Set down every record exactly as it appears.

§ **DATA SUPPLIED**
┌──
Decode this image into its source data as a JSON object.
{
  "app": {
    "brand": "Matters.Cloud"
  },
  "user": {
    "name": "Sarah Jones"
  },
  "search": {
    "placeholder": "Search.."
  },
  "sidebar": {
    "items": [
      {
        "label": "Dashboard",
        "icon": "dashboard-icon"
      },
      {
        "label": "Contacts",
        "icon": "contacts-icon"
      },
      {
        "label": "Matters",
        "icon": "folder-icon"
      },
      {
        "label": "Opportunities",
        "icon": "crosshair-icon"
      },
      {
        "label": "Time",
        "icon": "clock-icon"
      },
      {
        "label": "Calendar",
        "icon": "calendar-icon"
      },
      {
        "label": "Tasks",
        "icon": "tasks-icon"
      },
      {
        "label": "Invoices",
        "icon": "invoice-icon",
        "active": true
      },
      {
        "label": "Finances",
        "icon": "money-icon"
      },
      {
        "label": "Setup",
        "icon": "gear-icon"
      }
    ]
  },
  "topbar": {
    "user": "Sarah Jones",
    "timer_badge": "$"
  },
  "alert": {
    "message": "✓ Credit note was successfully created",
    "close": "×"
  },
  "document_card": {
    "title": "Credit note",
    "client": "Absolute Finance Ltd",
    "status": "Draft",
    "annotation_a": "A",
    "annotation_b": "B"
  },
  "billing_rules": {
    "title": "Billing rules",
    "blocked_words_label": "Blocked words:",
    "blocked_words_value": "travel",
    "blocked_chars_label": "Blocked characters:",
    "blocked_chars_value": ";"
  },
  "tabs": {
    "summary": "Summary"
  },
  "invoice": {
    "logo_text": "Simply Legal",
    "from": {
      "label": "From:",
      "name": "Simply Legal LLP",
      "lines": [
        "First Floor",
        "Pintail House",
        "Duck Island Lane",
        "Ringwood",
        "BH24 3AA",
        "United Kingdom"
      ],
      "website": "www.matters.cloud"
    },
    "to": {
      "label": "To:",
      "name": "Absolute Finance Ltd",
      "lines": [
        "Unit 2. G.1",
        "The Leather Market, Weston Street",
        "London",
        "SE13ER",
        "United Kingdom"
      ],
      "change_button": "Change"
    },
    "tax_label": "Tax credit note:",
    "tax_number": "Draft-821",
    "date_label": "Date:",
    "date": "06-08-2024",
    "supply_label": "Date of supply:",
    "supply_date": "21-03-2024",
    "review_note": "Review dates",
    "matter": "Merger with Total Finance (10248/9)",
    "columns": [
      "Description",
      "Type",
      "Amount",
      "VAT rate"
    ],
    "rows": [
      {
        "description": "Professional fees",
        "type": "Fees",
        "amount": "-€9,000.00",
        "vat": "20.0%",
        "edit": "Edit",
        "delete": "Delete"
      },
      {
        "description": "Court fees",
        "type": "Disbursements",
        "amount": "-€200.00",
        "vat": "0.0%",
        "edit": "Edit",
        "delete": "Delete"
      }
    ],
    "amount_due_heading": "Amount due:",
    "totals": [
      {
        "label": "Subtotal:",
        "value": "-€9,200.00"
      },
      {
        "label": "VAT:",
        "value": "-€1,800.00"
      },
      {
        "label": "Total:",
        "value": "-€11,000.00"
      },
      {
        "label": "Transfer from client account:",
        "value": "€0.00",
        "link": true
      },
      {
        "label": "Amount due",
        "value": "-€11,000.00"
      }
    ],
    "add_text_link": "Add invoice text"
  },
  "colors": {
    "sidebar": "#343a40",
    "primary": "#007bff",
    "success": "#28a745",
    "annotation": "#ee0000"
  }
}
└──
§ **REPLY TO THE EXERCISE**
Decode this image into its source data as a JSON object.
{
  "app": {
    "brand": "Matters.Cloud"
  },
  "user": {
    "name": "Sarah Jones"
  },
  "search": {
    "placeholder": "Search.."
  },
  "sidebar": {
    "items": [
      {
        "label": "Dashboard",
        "icon": "dashboard-icon"
      },
      {
        "label": "Contacts",
        "icon": "contacts-icon"
      },
      {
        "label": "Matters",
        "icon": "folder-icon"
      },
      {
        "label": "Opportunities",
        "icon": "crosshair-icon"
      },
      {
        "label": "Time",
        "icon": "clock-icon"
      },
      {
        "label": "Calendar",
        "icon": "calendar-icon"
      },
      {
        "label": "Tasks",
        "icon": "tasks-icon"
      },
      {
        "label": "Invoices",
        "icon": "invoice-icon",
        "active": true
      },
      {
        "label": "Finances",
        "icon": "money-icon"
      },
      {
        "label": "Setup",
        "icon": "gear-icon"
      }
    ]
  },
  "topbar": {
    "user": "Sarah Jones",
    "timer_badge": "$"
  },
  "alert": {
    "message": "✓ Credit note was successfully created",
    "close": "×"
  },
  "document_card": {
    "title": "Credit note",
    "client": "Absolute Finance Ltd",
    "status": "Draft",
    "annotation_a": "A",
    "annotation_b": "B"
  },
  "billing_rules": {
    "title": "Billing rules",
    "blocked_words_label": "Blocked words:",
    "blocked_words_value": "travel",
    "blocked_chars_label": "Blocked characters:",
    "blocked_chars_value": ";"
  },
  "tabs": {
    "summary": "Summary"
  },
  "invoice": {
    "logo_text": "Simply Legal",
    "from": {
      "label": "From:",
      "name": "Simply Legal LLP",
      "lines": [
        "First Floor",
        "Pintail House",
        "Duck Island Lane",
        "Ringwood",
        "BH24 3AA",
        "United Kingdom"
      ],
      "website": "www.matters.cloud"
    },
    "to": {
      "label": "To:",
      "name": "Absolute Finance Ltd",
      "lines": [
        "Unit 2. G.1",
        "The Leather Market, Weston Street",
        "London",
        "SE13ER",
        "United Kingdom"
      ],
      "change_button": "Change"
    },
    "tax_label": "Tax credit note:",
    "tax_number": "Draft-821",
    "date_label": "Date:",
    "date": "06-08-2024",
    "supply_label": "Date of supply:",
    "supply_date": "21-03-2024",
    "review_note": "Review dates",
    "matter": "Merger with Total Finance (10248/9)",
    "columns": [
      "Description",
      "Type",
      "Amount",
      "VAT rate"
    ],
    "rows": [
      {
        "description": "Professional fees",
        "type": "Fees",
        "amount": "-€9,000.00",
        "vat": "20.0%",
        "edit": "Edit",
        "delete": "Delete"
      },
      {
        "description": "Court fees",
        "type": "Disbursements",
        "amount": "-€200.00",
        "vat": "0.0%",
        "edit": "Edit",
        "delete": "Delete"
      }
    ],
    "amount_due_heading": "Amount due:",
    "totals": [
      {
        "label": "Subtotal:",
        "value": "-€9,200.00"
      },
      {
        "label": "VAT:",
        "value": "-€1,800.00"
      },
      {
        "label": "Total:",
        "value": "-€11,000.00"
      },
      {
        "label": "Transfer from client account:",
        "value": "€0.00",
        "link": true
      },
      {
        "label": "Amount due",
        "value": "-€11,000.00"
      }
    ],
    "add_text_link": "Add invoice text"
  },
  "colors": {
    "sidebar": "#343a40",
    "primary": "#007bff",
    "success": "#28a745",
    "annotation": "#ee0000"
  }
}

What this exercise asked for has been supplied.